• YOUR GOAL: Among the entries below, find the lines with the word "apps" and return them.

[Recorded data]
..............................
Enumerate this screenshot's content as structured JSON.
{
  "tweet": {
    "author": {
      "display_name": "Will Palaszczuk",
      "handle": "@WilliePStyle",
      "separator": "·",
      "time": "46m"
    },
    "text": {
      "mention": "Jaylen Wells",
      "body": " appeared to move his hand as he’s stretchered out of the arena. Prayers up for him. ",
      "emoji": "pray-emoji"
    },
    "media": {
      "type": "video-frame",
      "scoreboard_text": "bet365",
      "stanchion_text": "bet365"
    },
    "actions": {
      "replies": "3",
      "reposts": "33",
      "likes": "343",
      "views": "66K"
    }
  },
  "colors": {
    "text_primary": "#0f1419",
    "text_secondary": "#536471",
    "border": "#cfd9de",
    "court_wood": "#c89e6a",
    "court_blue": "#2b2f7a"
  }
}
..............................
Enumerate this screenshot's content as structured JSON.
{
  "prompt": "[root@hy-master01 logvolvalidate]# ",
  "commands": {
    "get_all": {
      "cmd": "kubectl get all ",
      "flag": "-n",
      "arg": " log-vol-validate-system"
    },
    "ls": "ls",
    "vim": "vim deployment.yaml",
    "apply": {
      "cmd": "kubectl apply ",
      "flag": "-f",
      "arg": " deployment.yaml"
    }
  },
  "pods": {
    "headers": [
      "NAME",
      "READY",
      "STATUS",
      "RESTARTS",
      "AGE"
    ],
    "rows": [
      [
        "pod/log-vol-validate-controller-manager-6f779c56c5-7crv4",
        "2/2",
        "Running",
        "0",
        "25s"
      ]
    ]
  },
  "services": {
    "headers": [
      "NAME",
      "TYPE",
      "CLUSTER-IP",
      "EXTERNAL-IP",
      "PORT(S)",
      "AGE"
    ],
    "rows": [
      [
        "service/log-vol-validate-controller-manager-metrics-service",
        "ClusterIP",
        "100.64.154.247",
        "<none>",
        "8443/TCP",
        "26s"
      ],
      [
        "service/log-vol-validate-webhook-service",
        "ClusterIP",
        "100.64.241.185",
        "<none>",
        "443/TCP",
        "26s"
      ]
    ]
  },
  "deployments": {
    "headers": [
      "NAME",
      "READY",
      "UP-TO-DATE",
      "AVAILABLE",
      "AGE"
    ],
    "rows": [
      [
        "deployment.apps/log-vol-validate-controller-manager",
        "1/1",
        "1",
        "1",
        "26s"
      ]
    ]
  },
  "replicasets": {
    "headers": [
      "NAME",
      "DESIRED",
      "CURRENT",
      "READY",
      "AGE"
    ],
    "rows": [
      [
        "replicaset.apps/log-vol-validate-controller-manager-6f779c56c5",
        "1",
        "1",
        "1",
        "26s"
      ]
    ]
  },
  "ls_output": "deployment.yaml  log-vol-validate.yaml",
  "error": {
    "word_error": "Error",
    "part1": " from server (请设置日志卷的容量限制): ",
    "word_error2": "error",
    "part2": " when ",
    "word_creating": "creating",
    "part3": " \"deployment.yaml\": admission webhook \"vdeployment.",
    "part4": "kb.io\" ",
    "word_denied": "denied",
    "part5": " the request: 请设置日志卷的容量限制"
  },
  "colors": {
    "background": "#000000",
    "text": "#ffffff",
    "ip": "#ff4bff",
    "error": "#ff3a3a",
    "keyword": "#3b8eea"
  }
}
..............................
• EXPECTED ANSWER:
        "deployment.apps/log-vol-validate-controller-manager",
        "replicaset.apps/log-vol-validate-controller-manager-6f779c56c5",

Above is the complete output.